Stored dataset items
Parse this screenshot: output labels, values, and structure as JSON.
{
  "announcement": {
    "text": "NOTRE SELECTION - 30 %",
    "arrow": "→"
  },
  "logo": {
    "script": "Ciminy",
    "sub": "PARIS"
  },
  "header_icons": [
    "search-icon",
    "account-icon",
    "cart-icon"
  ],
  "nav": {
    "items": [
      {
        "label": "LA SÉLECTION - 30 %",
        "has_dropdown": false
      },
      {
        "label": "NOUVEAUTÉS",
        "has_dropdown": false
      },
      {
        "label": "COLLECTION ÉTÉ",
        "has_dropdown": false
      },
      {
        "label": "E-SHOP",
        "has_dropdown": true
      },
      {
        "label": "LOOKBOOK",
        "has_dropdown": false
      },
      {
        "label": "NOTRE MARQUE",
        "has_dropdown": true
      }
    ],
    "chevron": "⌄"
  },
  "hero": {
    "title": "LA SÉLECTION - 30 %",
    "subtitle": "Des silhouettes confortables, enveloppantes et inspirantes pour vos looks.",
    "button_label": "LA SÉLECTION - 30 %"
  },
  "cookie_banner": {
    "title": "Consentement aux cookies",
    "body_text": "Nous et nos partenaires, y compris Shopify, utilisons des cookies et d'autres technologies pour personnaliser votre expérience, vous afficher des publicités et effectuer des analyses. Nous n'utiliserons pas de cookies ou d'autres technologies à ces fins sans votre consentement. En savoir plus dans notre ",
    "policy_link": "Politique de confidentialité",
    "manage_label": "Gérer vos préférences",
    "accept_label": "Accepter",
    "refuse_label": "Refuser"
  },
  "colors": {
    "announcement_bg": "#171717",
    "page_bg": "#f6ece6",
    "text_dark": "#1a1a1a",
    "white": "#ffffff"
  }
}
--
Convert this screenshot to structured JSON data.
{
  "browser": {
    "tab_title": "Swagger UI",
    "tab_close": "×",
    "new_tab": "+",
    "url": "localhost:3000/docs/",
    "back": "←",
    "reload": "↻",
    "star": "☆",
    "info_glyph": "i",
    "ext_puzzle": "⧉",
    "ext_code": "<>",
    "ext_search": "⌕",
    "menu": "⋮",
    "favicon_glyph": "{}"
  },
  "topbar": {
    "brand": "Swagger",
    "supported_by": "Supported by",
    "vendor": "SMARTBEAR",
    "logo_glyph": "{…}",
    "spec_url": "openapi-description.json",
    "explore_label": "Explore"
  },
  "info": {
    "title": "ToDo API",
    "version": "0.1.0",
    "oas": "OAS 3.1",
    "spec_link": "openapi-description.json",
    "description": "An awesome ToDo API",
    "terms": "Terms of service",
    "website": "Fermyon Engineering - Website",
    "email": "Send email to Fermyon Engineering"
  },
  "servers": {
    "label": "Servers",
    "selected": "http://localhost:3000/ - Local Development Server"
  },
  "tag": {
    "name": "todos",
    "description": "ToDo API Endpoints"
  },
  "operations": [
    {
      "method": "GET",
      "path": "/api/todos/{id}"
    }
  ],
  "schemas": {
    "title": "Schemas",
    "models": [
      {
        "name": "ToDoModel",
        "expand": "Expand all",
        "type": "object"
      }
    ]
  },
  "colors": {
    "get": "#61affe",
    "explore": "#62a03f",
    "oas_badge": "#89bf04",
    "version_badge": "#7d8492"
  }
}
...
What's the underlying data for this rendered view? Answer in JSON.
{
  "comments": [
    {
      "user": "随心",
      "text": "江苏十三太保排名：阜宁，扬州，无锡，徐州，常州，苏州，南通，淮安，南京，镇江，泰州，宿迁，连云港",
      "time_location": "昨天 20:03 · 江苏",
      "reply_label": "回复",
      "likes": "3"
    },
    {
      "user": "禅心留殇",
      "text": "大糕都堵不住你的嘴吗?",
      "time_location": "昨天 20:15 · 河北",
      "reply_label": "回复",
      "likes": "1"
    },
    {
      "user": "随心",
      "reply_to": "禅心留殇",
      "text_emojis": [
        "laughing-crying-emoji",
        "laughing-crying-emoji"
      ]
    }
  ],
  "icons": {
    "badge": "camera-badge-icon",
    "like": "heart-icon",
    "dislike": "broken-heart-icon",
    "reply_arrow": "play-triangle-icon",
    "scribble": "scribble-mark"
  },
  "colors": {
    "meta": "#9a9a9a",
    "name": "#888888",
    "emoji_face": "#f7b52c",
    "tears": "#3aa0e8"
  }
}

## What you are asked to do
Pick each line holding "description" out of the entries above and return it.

## Expected output
    "spec_url": "openapi-description.json",
    "spec_link": "openapi-description.json",
    "description": "An awesome ToDo API",
    "description": "ToDo API Endpoints"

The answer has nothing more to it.